[[ Data shown, beginning ]]

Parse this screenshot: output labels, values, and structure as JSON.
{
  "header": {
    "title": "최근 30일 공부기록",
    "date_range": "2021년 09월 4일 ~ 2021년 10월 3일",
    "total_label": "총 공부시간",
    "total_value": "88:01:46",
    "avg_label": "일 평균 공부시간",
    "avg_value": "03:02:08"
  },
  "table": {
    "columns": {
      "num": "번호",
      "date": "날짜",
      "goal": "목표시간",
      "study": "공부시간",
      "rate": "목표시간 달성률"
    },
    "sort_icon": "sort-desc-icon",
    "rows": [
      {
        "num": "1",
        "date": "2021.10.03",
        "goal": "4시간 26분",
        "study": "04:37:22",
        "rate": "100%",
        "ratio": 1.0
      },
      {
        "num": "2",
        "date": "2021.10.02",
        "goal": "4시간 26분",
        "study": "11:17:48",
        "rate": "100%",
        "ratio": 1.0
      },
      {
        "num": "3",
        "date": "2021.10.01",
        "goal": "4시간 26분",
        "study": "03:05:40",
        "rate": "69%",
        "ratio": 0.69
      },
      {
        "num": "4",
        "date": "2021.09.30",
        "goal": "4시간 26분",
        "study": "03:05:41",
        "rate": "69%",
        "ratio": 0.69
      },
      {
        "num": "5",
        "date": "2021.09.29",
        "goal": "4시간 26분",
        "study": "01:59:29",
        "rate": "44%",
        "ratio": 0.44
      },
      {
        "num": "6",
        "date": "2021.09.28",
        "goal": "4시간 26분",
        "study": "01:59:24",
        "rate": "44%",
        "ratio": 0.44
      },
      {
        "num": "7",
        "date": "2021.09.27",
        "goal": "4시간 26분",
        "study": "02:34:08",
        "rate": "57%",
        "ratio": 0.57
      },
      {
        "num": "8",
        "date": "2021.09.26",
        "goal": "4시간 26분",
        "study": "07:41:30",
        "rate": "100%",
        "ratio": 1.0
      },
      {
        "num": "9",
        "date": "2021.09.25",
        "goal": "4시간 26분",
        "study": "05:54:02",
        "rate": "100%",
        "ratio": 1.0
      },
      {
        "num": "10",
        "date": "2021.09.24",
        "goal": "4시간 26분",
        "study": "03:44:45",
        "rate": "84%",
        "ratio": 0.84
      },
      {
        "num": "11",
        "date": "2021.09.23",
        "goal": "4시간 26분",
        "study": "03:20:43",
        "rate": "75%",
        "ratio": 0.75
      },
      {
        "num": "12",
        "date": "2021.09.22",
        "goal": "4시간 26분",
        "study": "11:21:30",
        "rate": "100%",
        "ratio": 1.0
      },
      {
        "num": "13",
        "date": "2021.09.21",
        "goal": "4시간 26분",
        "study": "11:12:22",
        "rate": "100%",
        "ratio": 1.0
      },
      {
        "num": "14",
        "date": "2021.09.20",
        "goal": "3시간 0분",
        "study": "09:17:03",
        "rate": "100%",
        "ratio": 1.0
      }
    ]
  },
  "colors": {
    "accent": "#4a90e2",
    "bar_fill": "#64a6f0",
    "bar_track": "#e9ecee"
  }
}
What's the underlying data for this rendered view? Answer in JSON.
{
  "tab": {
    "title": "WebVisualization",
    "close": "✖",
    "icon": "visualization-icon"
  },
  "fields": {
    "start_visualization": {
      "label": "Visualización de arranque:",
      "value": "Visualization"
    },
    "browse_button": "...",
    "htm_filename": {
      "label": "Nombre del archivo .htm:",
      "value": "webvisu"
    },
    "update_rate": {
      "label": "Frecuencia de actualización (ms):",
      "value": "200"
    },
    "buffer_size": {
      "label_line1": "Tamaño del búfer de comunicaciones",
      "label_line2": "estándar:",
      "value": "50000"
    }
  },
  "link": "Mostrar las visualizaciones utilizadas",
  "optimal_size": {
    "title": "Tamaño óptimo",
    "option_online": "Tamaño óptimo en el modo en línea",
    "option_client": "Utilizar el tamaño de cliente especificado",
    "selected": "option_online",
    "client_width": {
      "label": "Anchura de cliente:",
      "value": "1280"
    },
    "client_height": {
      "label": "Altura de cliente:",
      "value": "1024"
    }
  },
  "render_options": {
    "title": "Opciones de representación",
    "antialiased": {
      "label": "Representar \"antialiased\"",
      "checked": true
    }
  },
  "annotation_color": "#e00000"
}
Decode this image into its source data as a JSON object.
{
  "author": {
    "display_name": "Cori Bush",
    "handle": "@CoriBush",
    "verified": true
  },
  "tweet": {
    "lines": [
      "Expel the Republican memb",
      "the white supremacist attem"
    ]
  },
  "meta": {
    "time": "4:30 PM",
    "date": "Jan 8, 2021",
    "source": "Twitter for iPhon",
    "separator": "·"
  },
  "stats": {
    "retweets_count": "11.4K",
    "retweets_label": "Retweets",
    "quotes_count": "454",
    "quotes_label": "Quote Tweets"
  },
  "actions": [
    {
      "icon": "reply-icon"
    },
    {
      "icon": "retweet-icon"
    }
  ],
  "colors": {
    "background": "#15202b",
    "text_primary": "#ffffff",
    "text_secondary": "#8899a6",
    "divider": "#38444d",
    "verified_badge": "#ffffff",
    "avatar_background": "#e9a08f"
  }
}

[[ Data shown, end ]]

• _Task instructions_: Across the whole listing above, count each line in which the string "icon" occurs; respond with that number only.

• _Your response_: 4